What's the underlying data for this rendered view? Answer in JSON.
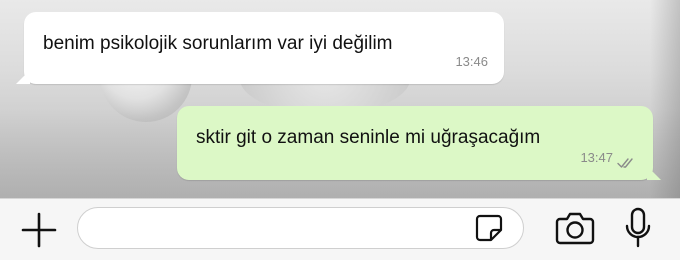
{
  "messages": [
    {
      "direction": "incoming",
      "text": "benim psikolojik sorunlarım var iyi değilim",
      "time": "13:46"
    },
    {
      "direction": "outgoing",
      "text": "sktir git o zaman seninle mi uğraşacağım",
      "time": "13:47",
      "status": "read"
    }
  ],
  "composer": {
    "value": "",
    "icons": {
      "attach": "plus-icon",
      "sticker": "sticker-icon",
      "camera": "camera-icon",
      "mic": "microphone-icon"
    }
  },
  "colors": {
    "incoming_bubble": "#ffffff",
    "outgoing_bubble": "#dcf8c6",
    "timestamp": "#8a8a8a",
    "icon": "#111111"
  }
}
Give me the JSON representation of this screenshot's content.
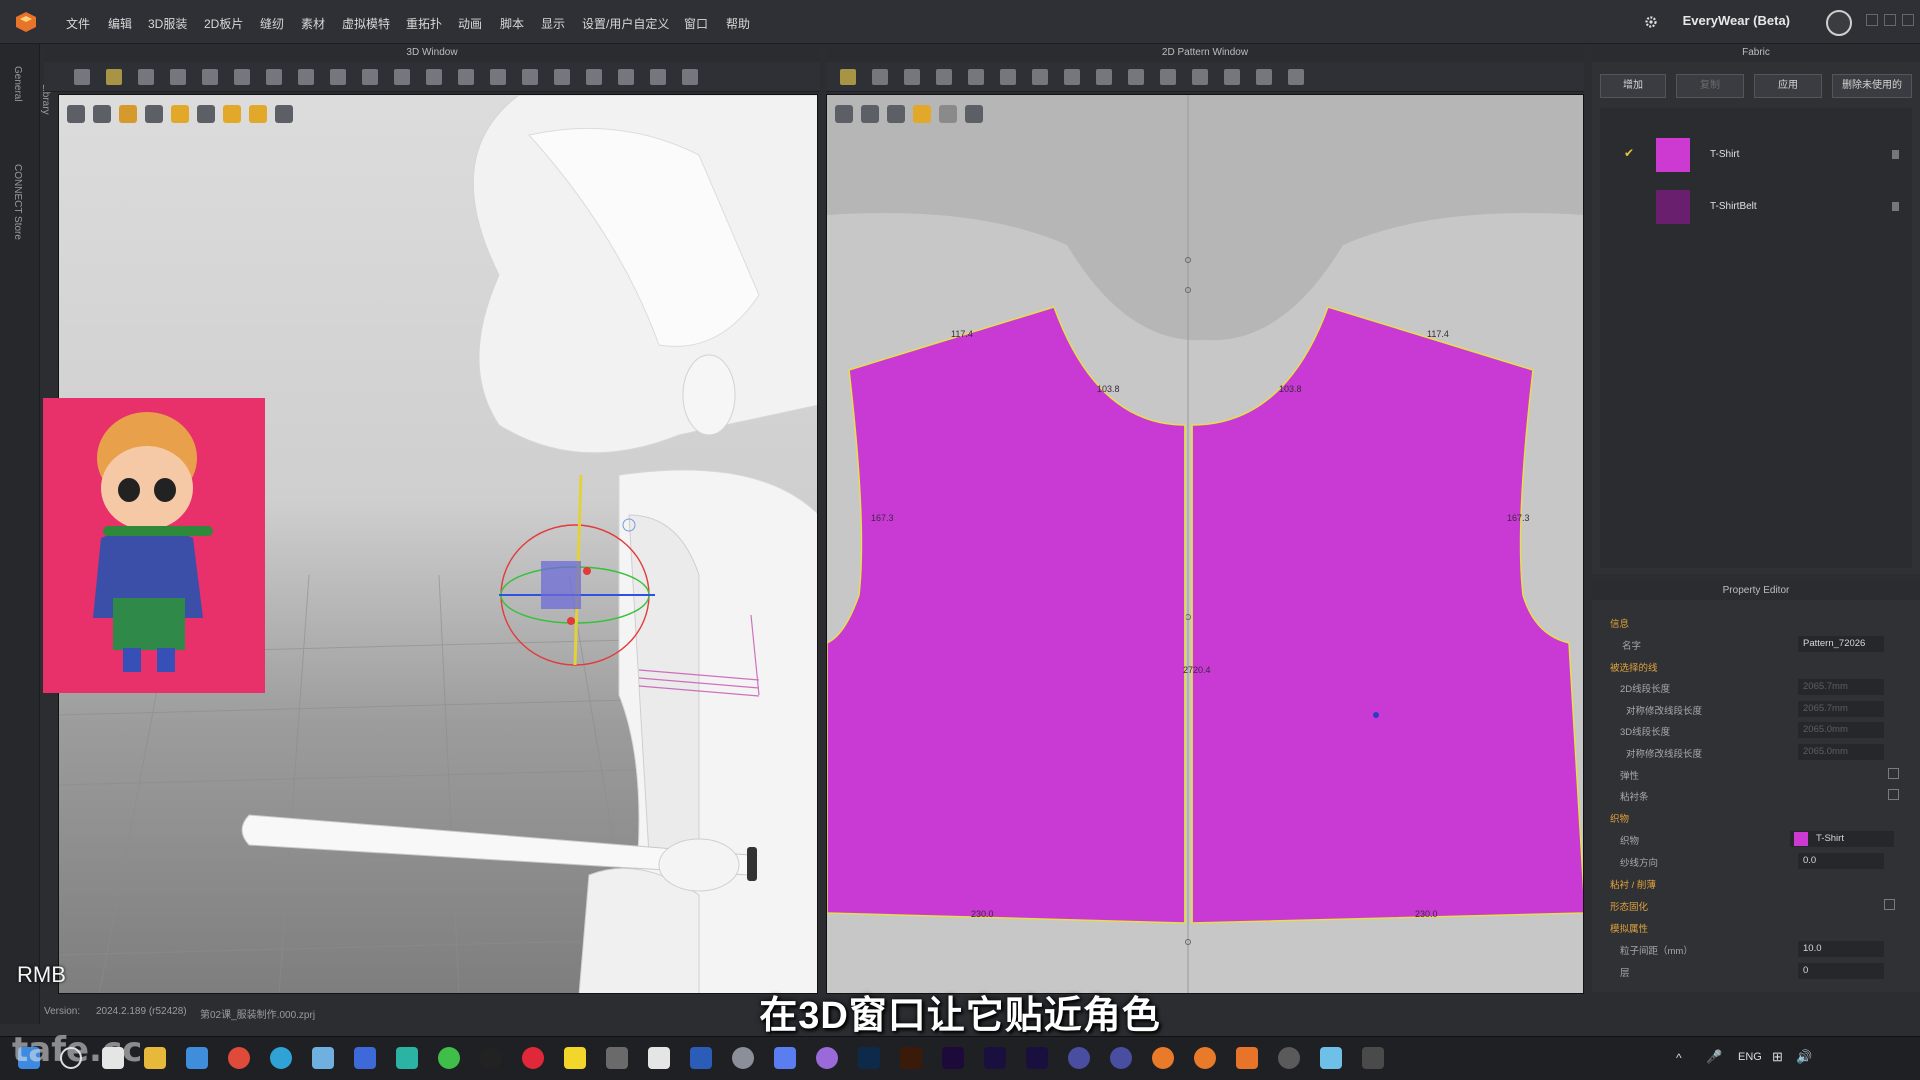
{
  "menubar": {
    "items": [
      "文件",
      "编辑",
      "3D服装",
      "2D板片",
      "缝纫",
      "素材",
      "虚拟模特",
      "重拓扑",
      "动画",
      "脚本",
      "显示",
      "设置/用户自定义",
      "窗口",
      "帮助"
    ],
    "brand": "EveryWear (Beta)"
  },
  "left_strip": {
    "tabs": [
      "General",
      "Library",
      "CONNECT Store"
    ]
  },
  "panels": {
    "window3d_title": "3D Window",
    "window2d_title": "2D Pattern Window",
    "fabric_title": "Fabric",
    "property_title": "Property Editor"
  },
  "fabric": {
    "buttons": [
      "增加",
      "复制",
      "应用",
      "删除未使用的"
    ],
    "items": [
      {
        "name": "T-Shirt",
        "color": "#cc3ad1",
        "selected": true
      },
      {
        "name": "T-ShirtBelt",
        "color": "#6a1f6e",
        "selected": false
      }
    ]
  },
  "property_editor": {
    "rows": [
      {
        "label": "信息",
        "type": "section"
      },
      {
        "label": "名字",
        "value": "Pattern_72026"
      },
      {
        "label": "被选择的线",
        "type": "section"
      },
      {
        "label": "2D线段长度",
        "value": "2065.7mm"
      },
      {
        "label": "对称修改线段长度",
        "value": "2065.7mm"
      },
      {
        "label": "3D线段长度",
        "value": "2065.0mm"
      },
      {
        "label": "对称修改线段长度",
        "value": "2065.0mm"
      },
      {
        "label": "弹性",
        "type": "check"
      },
      {
        "label": "粘衬条",
        "type": "check"
      },
      {
        "label": "织物",
        "type": "section"
      },
      {
        "label": "织物",
        "value": "T-Shirt",
        "type": "fabric"
      },
      {
        "label": "纱线方向",
        "value": "0.0"
      },
      {
        "label": "粘衬 / 削薄",
        "type": "section"
      },
      {
        "label": "形态固化",
        "type": "check-section"
      },
      {
        "label": "模拟属性",
        "type": "section"
      },
      {
        "label": "粒子间距（mm）",
        "value": "10.0"
      },
      {
        "label": "层",
        "value": "0"
      }
    ]
  },
  "pattern_labels": {
    "shoulder_left": "117.4",
    "shoulder_right": "117.4",
    "neck_left": "103.8",
    "neck_right": "103.8",
    "side_left": "167.3",
    "side_right": "167.3",
    "center": "2720.4",
    "hem_left": "230.0",
    "hem_right": "230.0"
  },
  "status": {
    "version_label": "Version:",
    "version": "2024.2.189 (r52428)",
    "file": "第02课_服装制作.000.zprj"
  },
  "subtitle": "在3D窗口让它贴近角色",
  "rmb": "RMB",
  "watermark": "tafe.cc",
  "taskbar": {
    "lang": "ENG"
  }
}
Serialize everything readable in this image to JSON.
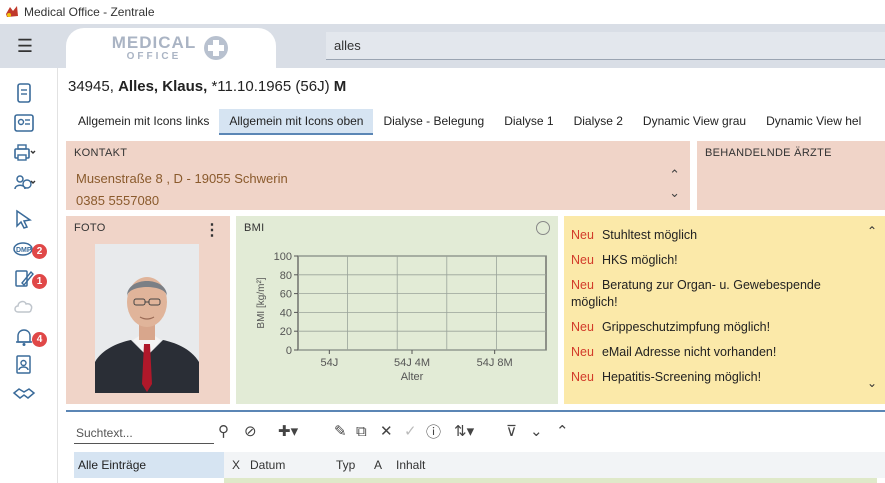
{
  "window": {
    "title": "Medical Office - Zentrale"
  },
  "header": {
    "logo_line1": "MEDICAL",
    "logo_line2": "OFFICE",
    "search_value": "alles"
  },
  "sidebar": {
    "badges": {
      "dmp": "2",
      "edit": "1",
      "bell": "4"
    },
    "icons": [
      "card-icon",
      "id-card-icon",
      "printer-icon",
      "user-clock-icon",
      "pointer-icon",
      "dmp-icon",
      "edit-document-icon",
      "cloud-icon",
      "bell-icon",
      "document-user-icon",
      "handshake-icon"
    ]
  },
  "patient": {
    "id": "34945,",
    "name": "Alles, Klaus,",
    "birth": "*11.10.1965 (56J)",
    "sex": "M"
  },
  "tabs": [
    {
      "label": "Allgemein mit Icons links",
      "active": false
    },
    {
      "label": "Allgemein mit Icons oben",
      "active": true
    },
    {
      "label": "Dialyse - Belegung",
      "active": false
    },
    {
      "label": "Dialyse 1",
      "active": false
    },
    {
      "label": "Dialyse 2",
      "active": false
    },
    {
      "label": "Dynamic View grau",
      "active": false
    },
    {
      "label": "Dynamic View hel",
      "active": false
    }
  ],
  "kontakt": {
    "label": "KONTAKT",
    "address": "Musenstraße 8 , D - 19055 Schwerin",
    "phone": "0385 5557080"
  },
  "aerzte": {
    "label": "BEHANDELNDE ÄRZTE"
  },
  "foto": {
    "label": "FOTO",
    "menu": "⋮"
  },
  "bmi": {
    "label": "BMI"
  },
  "chart_data": {
    "type": "line",
    "title": "BMI",
    "xlabel": "Alter",
    "ylabel": "BMI [kg/m²]",
    "x_ticks": [
      "54J",
      "54J 4M",
      "54J 8M"
    ],
    "y_ticks": [
      0,
      20,
      40,
      60,
      80,
      100
    ],
    "ylim": [
      0,
      100
    ],
    "grid": true,
    "series": []
  },
  "hints": {
    "tag": "Neu",
    "items": [
      "Stuhltest möglich",
      "HKS möglich!",
      "Beratung zur Organ- u. Gewebespende möglich!",
      "Grippeschutzimpfung möglich!",
      "eMail Adresse nicht vorhanden!",
      "Hepatitis-Screening möglich!"
    ]
  },
  "bottom": {
    "search_placeholder": "Suchtext...",
    "filter_label": "Alle Einträge",
    "columns": [
      "X",
      "Datum",
      "Typ",
      "A",
      "Inhalt"
    ]
  },
  "colors": {
    "kontakt_bg": "#f0d4c8",
    "bmi_bg": "#e2ebd6",
    "hints_bg": "#fbe9a9",
    "neu_red": "#d23b2a",
    "badge_red": "#e04848",
    "accent_blue": "#5b86b5"
  }
}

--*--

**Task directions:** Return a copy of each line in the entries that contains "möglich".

**Response below:**
      "Stuhltest möglich",
      "HKS möglich!",
      "Beratung zur Organ- u. Gewebespende möglich!",
      "Grippeschutzimpfung möglich!",
      "Hepatitis-Screening möglich!"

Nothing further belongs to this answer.